Thirty-four U.S. governors have told the White House that they will refuse to accept Syrians in their states. Their objections include being kept in the dark about how many and when the refugees will arrive in their states, and the lack of information made available about the migrants’ backgrounds even though the State Department presumably knows the answers.
Obama’s tepid response to the Paris crisis and his years of inaction against the Assad regime that helped initiate the migratory crisis has eroded America’s confidence in the president. While Obama mocks his GOP opponents for what he claims is their fear of orphans and widows, every night Americans see on the news hundreds of young, fighting-age males among the migrants. Paris authorities confirmed that at least two terrorists held Syrian passports.
Meanwhile, FBI officials working 24/7 worry that they don’t have enough resources to track the growing number of radicalized Americans inspired by the Islamic State. At least 900 active FBI cases are underway in all 50 states, with more terrorists possibly entering as Obama opens the floodgates to more Syrian refugees. As one FBI official put it, “We’re one crack in the sidewalk away from another tragedy.”
The FBI foresees a high terror threat through the New Year’s holiday, and fears that future attacks that could have been plotted months ago in Syria will be carried out domestically by Islamic State-trained fighters on soft targets similar to those in Paris like sporting events, restaurants or entertainment venues.
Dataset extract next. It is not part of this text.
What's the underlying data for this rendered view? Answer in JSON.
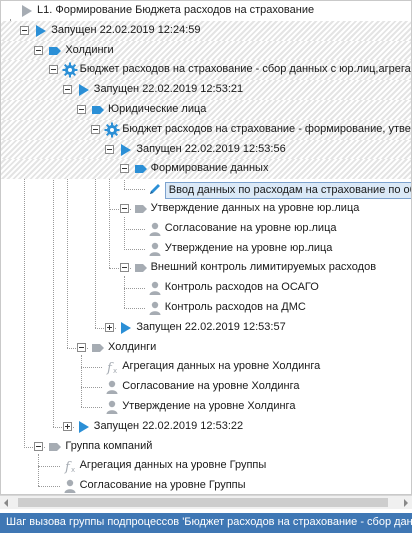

The agency has mounting evidence that ISIS has fine-tuned its bomb-making skills and distributed its knowledge through the Internet to U.S. sleeper cells.
Despite the lost lives in Paris, and testimony from security experts at the FBI, the Department of Homeland Security and the National Counterterrorism Force that properly vetting the refugees is impossible, the Syrians may soon be in the U.S. unless Congress defunds the $1.2 billion resettlement program, an action itself that may be problematic.
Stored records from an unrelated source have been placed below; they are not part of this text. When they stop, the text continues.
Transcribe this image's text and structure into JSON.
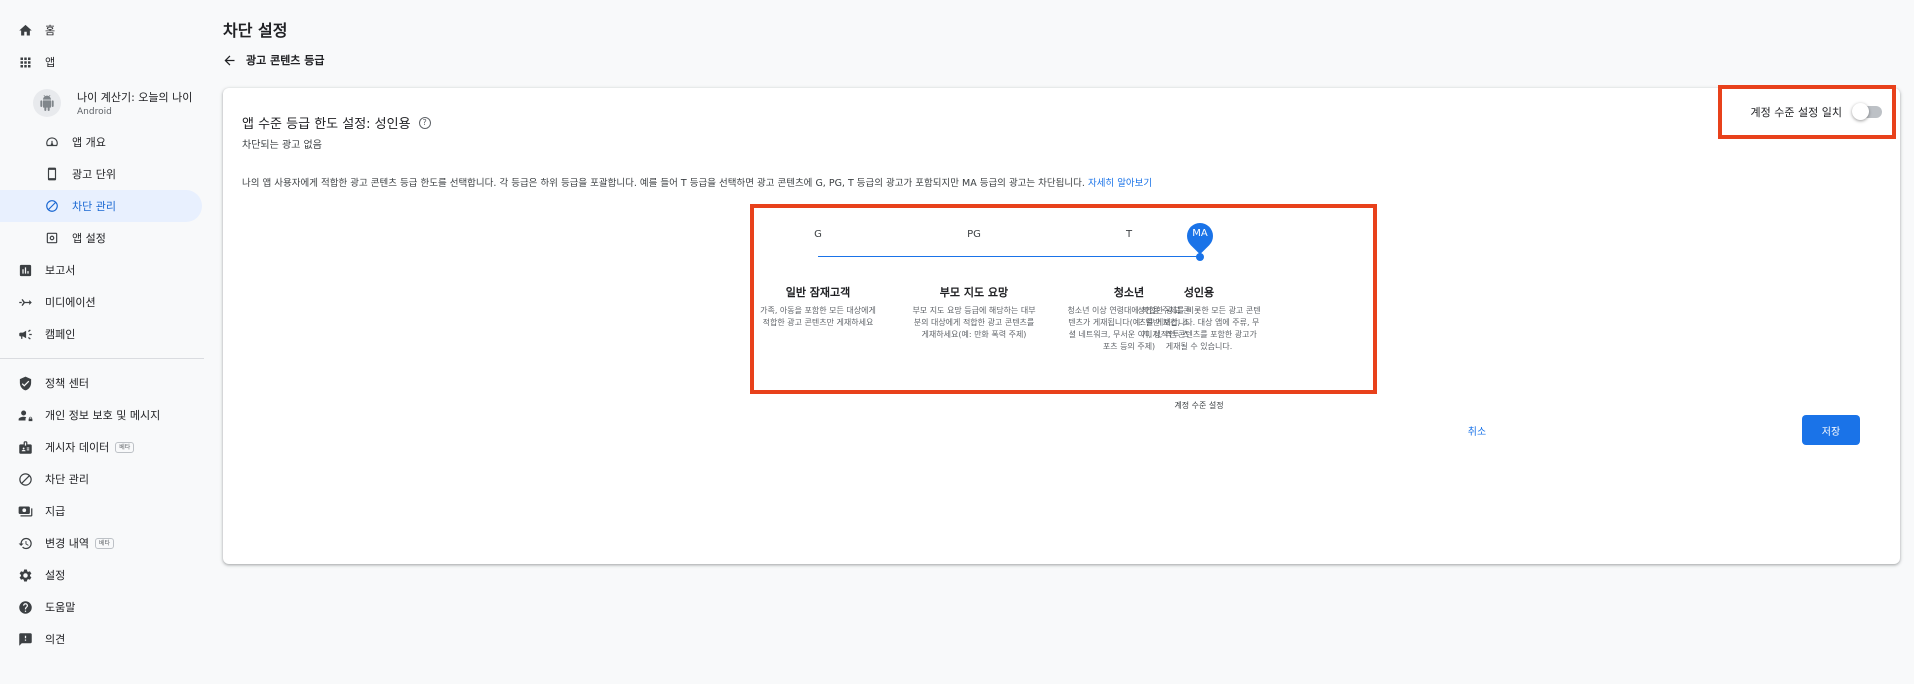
{
  "sidebar": {
    "home": "홈",
    "apps": "앱",
    "app_name": "나이 계산기: 오늘의 나이",
    "app_platform": "Android",
    "app_overview": "앱 개요",
    "ad_units": "광고 단위",
    "blocking_controls": "차단 관리",
    "app_settings": "앱 설정",
    "reports": "보고서",
    "mediation": "미디에이션",
    "campaigns": "캠페인",
    "policy_center": "정책 센터",
    "privacy_messaging": "개인 정보 보호 및 메시지",
    "publisher_data": "게시자 데이터",
    "beta": "베타",
    "blocking_controls_2": "차단 관리",
    "payments": "지급",
    "change_history": "변경 내역",
    "settings": "설정",
    "help": "도움말",
    "feedback": "의견"
  },
  "header": {
    "title": "차단 설정",
    "back_label": "광고 콘텐츠 등급"
  },
  "card": {
    "title": "앱 수준 등급 한도 설정: 성인용",
    "help_glyph": "?",
    "subtitle": "차단되는 광고 없음",
    "description": "나의 앱 사용자에게 적합한 광고 콘텐츠 등급 한도를 선택합니다. 각 등급은 하위 등급을 포괄합니다. 예를 들어 T 등급을 선택하면 광고 콘텐츠에 G, PG, T 등급의 광고가 포함되지만 MA 등급의 광고는 차단됩니다.",
    "learn_more": "자세히 알아보기",
    "toggle_label": "계정 수준 설정 일치",
    "toggle_on": false,
    "levels": [
      {
        "code": "G",
        "title": "일반 잠재고객",
        "desc": "가족, 아동을 포함한 모든 대상에게 적합한 광고 콘텐츠만 게재하세요"
      },
      {
        "code": "PG",
        "title": "부모 지도 요망",
        "desc": "부모 지도 요망 등급에 해당하는 대부분의 대상에게 적합한 광고 콘텐츠를 게재하세요(예: 만화 폭력 주제)"
      },
      {
        "code": "T",
        "title": "청소년",
        "desc": "청소년 이상 연령대에 적합한 광고 콘텐츠가 게재됩니다(예: 일반 보건, 소셜 네트워크, 무서운 이미지, 격투 스포츠 등의 주제)"
      },
      {
        "code": "MA",
        "title": "성인용",
        "desc": "성인용 주제를 비롯한 모든 광고 콘텐츠를 게재합니다. 대상 앱에 주류, 무기, 성적인 콘텐츠를 포함한 광고가 게재될 수 있습니다."
      }
    ],
    "selected_level": "MA",
    "account_level_note": "계정 수준 설정",
    "cancel": "취소",
    "save": "저장"
  },
  "colors": {
    "accent": "#1a73e8",
    "highlight_border": "#e8411b",
    "active_nav_bg": "#e8f0fe"
  }
}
When it comes to immigration-related issues, the Republican-controlled Congress is viewed with as much apprehension as the White House. Nevertheless, the House introduced a bill to pause Syrian migration that would require Homeland Security, the FBI and the intelligence community to sign off on every refugee President Obama wants to bring to the U.S. Titled the American Safety Against Foreign Enemies Act of 2015, or the American SAFE Act, the legislation would not stop Obama’s goal of admitting 10,000 refugees this year, but it would force him to impose new checks.
Tellingly, a stronger bill doesn’t have Republican leadership’s support. U.S. Rep. Brian Babin’s (R-TX) bill, the Refugee Resettlement Accountability National Security Act, would halt all resettlements until the General Accountability Office can fully evaluate the refugee program’s cost and its national security risks.
The stakes are clear. In their joint August letter to Homeland Security Secretary Loretta Lynch, DHS Secretary Jeh Johnson and Secretary of State John Kerry, Alabama Senators Jeff Sessions and David Vitter demanded to know the immigration histories of 72 identified terrorists known to be within the U.S. The September 4 deadline passed without a reply.
Americans, directly affected by the nation’s refugee policy, want a voice but the White House consistently shuts them out.
Joe Guzzardi is a Californians for Population Stabilization Senior Writing Fellow whose columns have been syndicated since 1987. Contact him at firstname.lastname@example.org